It’s easy to see the railroad was the heart of this town. Main streets are laid out facing the tracks, and former company houses, built efficiently to the same style and mostly of lumber that could have arrived only by rail, stand within easy walking distance of the train yards. Today, much of the remaining business caters to travelers on U.S. 93, the scenic north-south route through Eastern Nevada.
Leaving Caliente, we backtracked less than a mile south from the center of town and went left onto Rainbow Canyon Road. This incredibly scenic road, one of the best in Southern Nevada, follows the canyon downstream along the Meadow Valley Wash about 20 miles to Elgin. Just a couple of miles into the drive is the turnoff for Kershaw Ryan State Park, established in 1935 and one of the park system’s secret gems. In a highly vegetated side canyon, the property is quite lush with rosebushes lining the manicured lawns, mature elms and cottonwoods providing plenty of shade and wild canyon grapes and columbine growing profusely up the canyon walls. All the vegetation is watered by natural springs. This is a great place to have a picnic, hike on one of the short network of trails, or cool off in the park’s spring-fed wading pool. It’s so restful you’ll think of taking a nap.
Returning to the main drag of Rainbow Canyon, we made our way south. Mature cottonwoods and ash thrive here, and behind them, in lovely contrast to the new green leaves, red and orange cliff walls tower on both sides of the road. Occasionally we passed ranches, farms, fruit orchards. Until recently, the road was in terrible shape, and the lower 10 miles were practically impassable because of major flooding in 1995. The road has been recently reconstructed in some places and completely repaved; it is once again a joy to drive.
Lincoln County is full of archaeological sites, and some of the better ones can be accessed from Rainbow Canyon. Prehistoric people from the Desert Archaic, Fremont and Southern Paiute cultures are known to have used Rainbow Canyon as a temporary, probably seasonal, home. These peoples hunted bighorn sheep and deer and gathered native plants such as pinyon nuts. The Fremont and Southern Paiute are thought to have farmed here, too.
One great place to visit is the Etna Cave site where you can view pictographs and the cave itself.
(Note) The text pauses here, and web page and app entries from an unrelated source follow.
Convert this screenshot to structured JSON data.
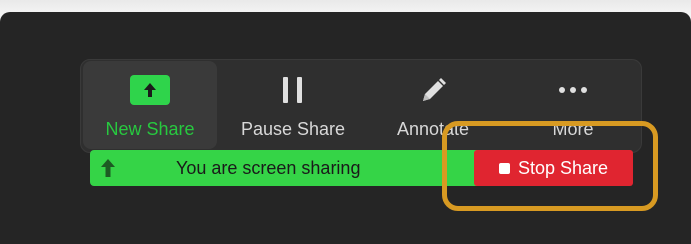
{
  "toolbar": {
    "items": [
      {
        "label": "New Share",
        "icon": "up-arrow-icon"
      },
      {
        "label": "Pause Share",
        "icon": "pause-icon"
      },
      {
        "label": "Annotate",
        "icon": "pencil-icon"
      },
      {
        "label": "More",
        "icon": "more-dots-icon"
      }
    ]
  },
  "banner": {
    "message": "You are screen sharing",
    "stop_label": "Stop Share"
  },
  "colors": {
    "accent_green": "#35d447",
    "stop_red": "#e02530",
    "highlight": "#d89a22",
    "toolbar_bg": "#2f2f2f"
  }
}
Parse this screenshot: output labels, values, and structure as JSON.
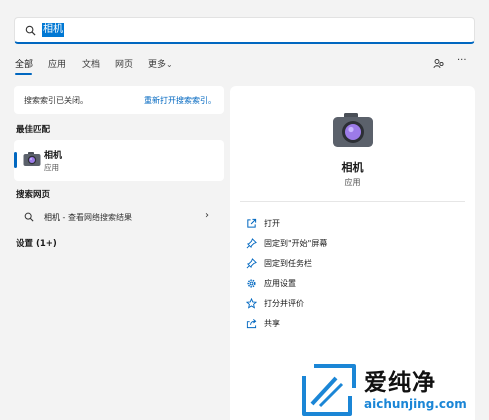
{
  "search": {
    "query": "相机"
  },
  "tabs": [
    "全部",
    "应用",
    "文档",
    "网页",
    "更多"
  ],
  "toolbar": {
    "more_chevron": "⌄",
    "ellipsis": "···"
  },
  "notice": {
    "text": "搜索索引已关闭。",
    "link": "重新打开搜索索引。"
  },
  "best_match": {
    "heading": "最佳匹配",
    "name": "相机",
    "type": "应用"
  },
  "web": {
    "heading": "搜索网页",
    "query": "相机",
    "suffix": " - 查看网络搜索结果",
    "chevron": "›"
  },
  "settings": {
    "heading": "设置 (1+)"
  },
  "detail": {
    "title": "相机",
    "type": "应用",
    "actions": [
      {
        "label": "打开",
        "icon": "open-icon"
      },
      {
        "label": "固定到\"开始\"屏幕",
        "icon": "pin-icon"
      },
      {
        "label": "固定到任务栏",
        "icon": "pin-icon"
      },
      {
        "label": "应用设置",
        "icon": "gear-icon"
      },
      {
        "label": "打分并评价",
        "icon": "star-icon"
      },
      {
        "label": "共享",
        "icon": "share-icon"
      }
    ]
  },
  "watermark": {
    "cn": "爱纯净",
    "en": "aichunjing.com"
  },
  "colors": {
    "accent": "#0067c0",
    "panel": "#ffffff",
    "background": "#f3f3f3",
    "watermark_blue": "#1b86d6"
  }
}
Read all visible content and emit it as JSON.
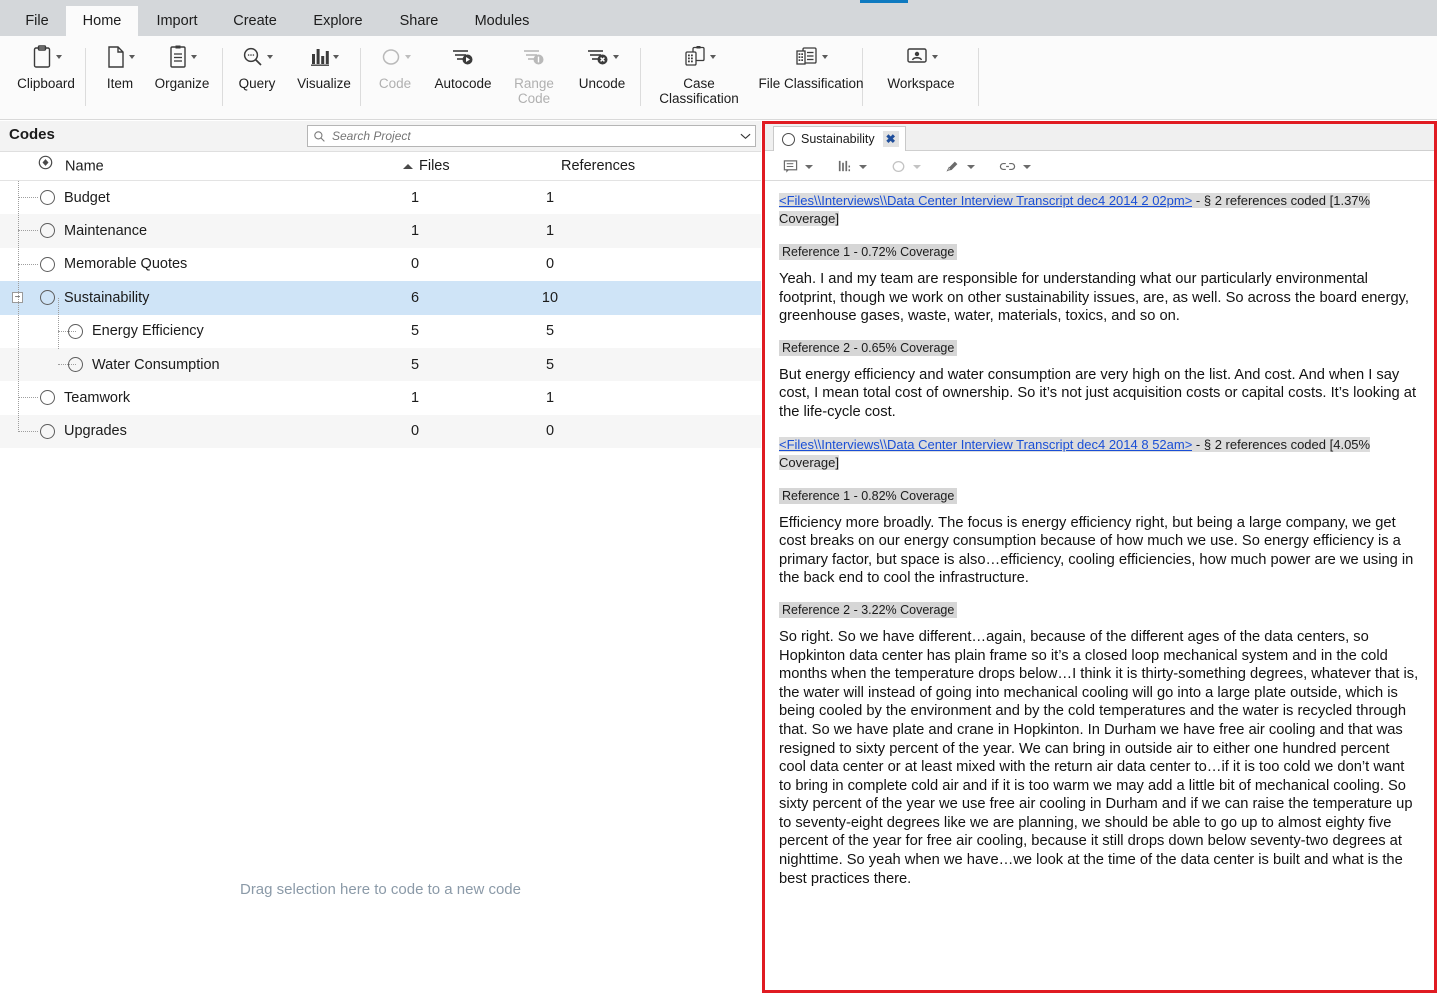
{
  "ribbon": {
    "tabs": [
      {
        "label": "File"
      },
      {
        "label": "Home"
      },
      {
        "label": "Import"
      },
      {
        "label": "Create"
      },
      {
        "label": "Explore"
      },
      {
        "label": "Share"
      },
      {
        "label": "Modules"
      }
    ],
    "active_tab": "Home",
    "buttons": [
      {
        "label": "Clipboard",
        "icon": "clipboard-icon",
        "enabled": true,
        "has_caret": true
      },
      {
        "label": "Item",
        "icon": "document-icon",
        "enabled": true,
        "has_caret": true
      },
      {
        "label": "Organize",
        "icon": "list-panel-icon",
        "enabled": true,
        "has_caret": true
      },
      {
        "label": "Query",
        "icon": "magnifier-icon",
        "enabled": true,
        "has_caret": true
      },
      {
        "label": "Visualize",
        "icon": "bar-chart-icon",
        "enabled": true,
        "has_caret": true
      },
      {
        "label": "Code",
        "icon": "circle-code-icon",
        "enabled": false,
        "has_caret": true
      },
      {
        "label": "Autocode",
        "icon": "autocode-icon",
        "enabled": true,
        "has_caret": false
      },
      {
        "label": "Range Code",
        "icon": "range-code-icon",
        "enabled": false,
        "has_caret": false
      },
      {
        "label": "Uncode",
        "icon": "uncode-icon",
        "enabled": true,
        "has_caret": true
      },
      {
        "label": "Case Classification",
        "icon": "case-classification-icon",
        "enabled": true,
        "has_caret": true
      },
      {
        "label": "File Classification",
        "icon": "file-classification-icon",
        "enabled": true,
        "has_caret": true
      },
      {
        "label": "Workspace",
        "icon": "workspace-icon",
        "enabled": true,
        "has_caret": true
      }
    ]
  },
  "codes_pane": {
    "title": "Codes",
    "search": {
      "placeholder": "Search Project",
      "value": "",
      "icon": "search-icon",
      "dropdown_icon": "chevron-down-icon"
    },
    "columns": {
      "name": "Name",
      "files": "Files",
      "references": "References"
    },
    "sorted_column": "Files",
    "sort_direction": "ascending",
    "rows": [
      {
        "name": "Budget",
        "files": "1",
        "references": "1",
        "level": 1,
        "selected": false,
        "expandable": false
      },
      {
        "name": "Maintenance",
        "files": "1",
        "references": "1",
        "level": 1,
        "selected": false,
        "expandable": false
      },
      {
        "name": "Memorable Quotes",
        "files": "0",
        "references": "0",
        "level": 1,
        "selected": false,
        "expandable": false
      },
      {
        "name": "Sustainability",
        "files": "6",
        "references": "10",
        "level": 1,
        "selected": true,
        "expandable": true,
        "expanded": true
      },
      {
        "name": "Energy Efficiency",
        "files": "5",
        "references": "5",
        "level": 2,
        "selected": false,
        "expandable": false
      },
      {
        "name": "Water Consumption",
        "files": "5",
        "references": "5",
        "level": 2,
        "selected": false,
        "expandable": false
      },
      {
        "name": "Teamwork",
        "files": "1",
        "references": "1",
        "level": 1,
        "selected": false,
        "expandable": false
      },
      {
        "name": "Upgrades",
        "files": "0",
        "references": "0",
        "level": 1,
        "selected": false,
        "expandable": false
      }
    ],
    "dropzone_text": "Drag selection here to code to a new code"
  },
  "detail_pane": {
    "highlight_color": "#e01b22",
    "tab": {
      "label": "Sustainability",
      "icon": "code-circle-icon",
      "close_label": "✖"
    },
    "toolbar": [
      {
        "name": "annotations-icon",
        "enabled": true
      },
      {
        "name": "coding-stripes-icon",
        "enabled": true
      },
      {
        "name": "code-circle-icon",
        "enabled": false
      },
      {
        "name": "highlight-pen-icon",
        "enabled": true
      },
      {
        "name": "link-icon",
        "enabled": true
      }
    ],
    "sources": [
      {
        "link": "<Files\\\\Interviews\\\\Data Center Interview Transcript dec4 2014 2 02pm>",
        "meta": " - § 2 references coded  [1.37% Coverage]",
        "references": [
          {
            "header": "Reference 1 - 0.72% Coverage",
            "text": "Yeah.  I and my team are responsible for understanding what our particularly environmental footprint, though we work on other sustainability issues, are, as well.  So across the board energy, greenhouse gases, waste, water, materials, toxics, and so on."
          },
          {
            "header": "Reference 2 - 0.65% Coverage",
            "text": "But energy efficiency and water consumption are very high on the list.  And cost.  And when I say cost, I mean total cost of ownership.  So it’s not just acquisition costs or capital costs.  It’s looking at the life-cycle cost."
          }
        ]
      },
      {
        "link": "<Files\\\\Interviews\\\\Data Center Interview Transcript dec4 2014 8 52am>",
        "meta": " - § 2 references coded  [4.05% Coverage]",
        "references": [
          {
            "header": "Reference 1 - 0.82% Coverage",
            "text": " Efficiency more broadly.  The focus is energy efficiency right, but being a large company, we get cost breaks on our energy consumption because of how much we use.  So energy efficiency is a primary factor, but space is also…efficiency, cooling efficiencies, how much power are we using in the back end to cool the infrastructure."
          },
          {
            "header": "Reference 2 - 3.22% Coverage",
            "text": "So right.  So we have different…again, because of the different ages of the data centers, so Hopkinton data center has plain frame so it’s a closed loop mechanical system and in the cold months when the temperature drops below…I think it is thirty-something degrees, whatever that is, the water will instead of going into mechanical cooling will go into a large plate outside, which is being cooled by the environment and by the cold temperatures and the water is recycled through that.  So we have plate and crane in Hopkinton.  In Durham we have free air cooling and that was resigned to sixty percent of the year.  We can bring in outside air to either one hundred percent cool data center or at least mixed with the return air data center to…if it is too cold we don’t want to bring in complete cold air and if it is too warm we may add a little bit of mechanical cooling.  So sixty percent of the year we use free air cooling in Durham and if we can raise the temperature up to seventy-eight degrees like we are planning, we should be able to go up to almost eighty five percent of the year for free air cooling, because it still drops down below seventy-two degrees at nighttime.  So yeah when we have…we look at the time of the data center is built and what is the best practices there."
          }
        ]
      }
    ]
  }
}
Pictographs are rarer than other rock art because they are painted on the rock and survive only in sheltered places such as this cave. These were colored with red and orange hematite obtained from the nearby cliffs. It is not known who painted this rock art, but from the hundreds of artifacts found in the cave, experts have documented a 5,000-year sequence of occupation.
Our final stop of the day was the Elgin Schoolhouse State Historic Site. The one-room schoolhouse was used from 1922 through 1967 for children in grades one to eight who lived on ranches in Rainbow Canyon. You need to call ahead to the park ranger at Kershaw-Ryan State Park to schedule a tour. We hadn’t done so, but we took a look around the property.
Instead of returning to Caliente, we continued southwest off the Rainbow Canyon road and onto the 36-mile well-maintained, gravel Kane Springs Road. This would cut dozens of miles from our route, forming a scenic loop and bringing us back onto U.S. 93 south of Alamo and Pahranagat.
From there, we turned south toward home with a bit of regret, for we had run out of time before making it to the tiny town that has become perhaps Lincoln County’s most widely known: Rachel. Founded only a few decades ago and named for the first child born there, Rachel has become known as the "UFO Capital of the World," a fame that somehow stems from its proximity to the supposedly secret, and therefore famous, military testing ground known as Area 51.
Those are mysteries to explore another day. When we’ve managed to pack two historic towns, birdwatching, a hot-spring soak and a scenic drive into a single day, we can go home happy.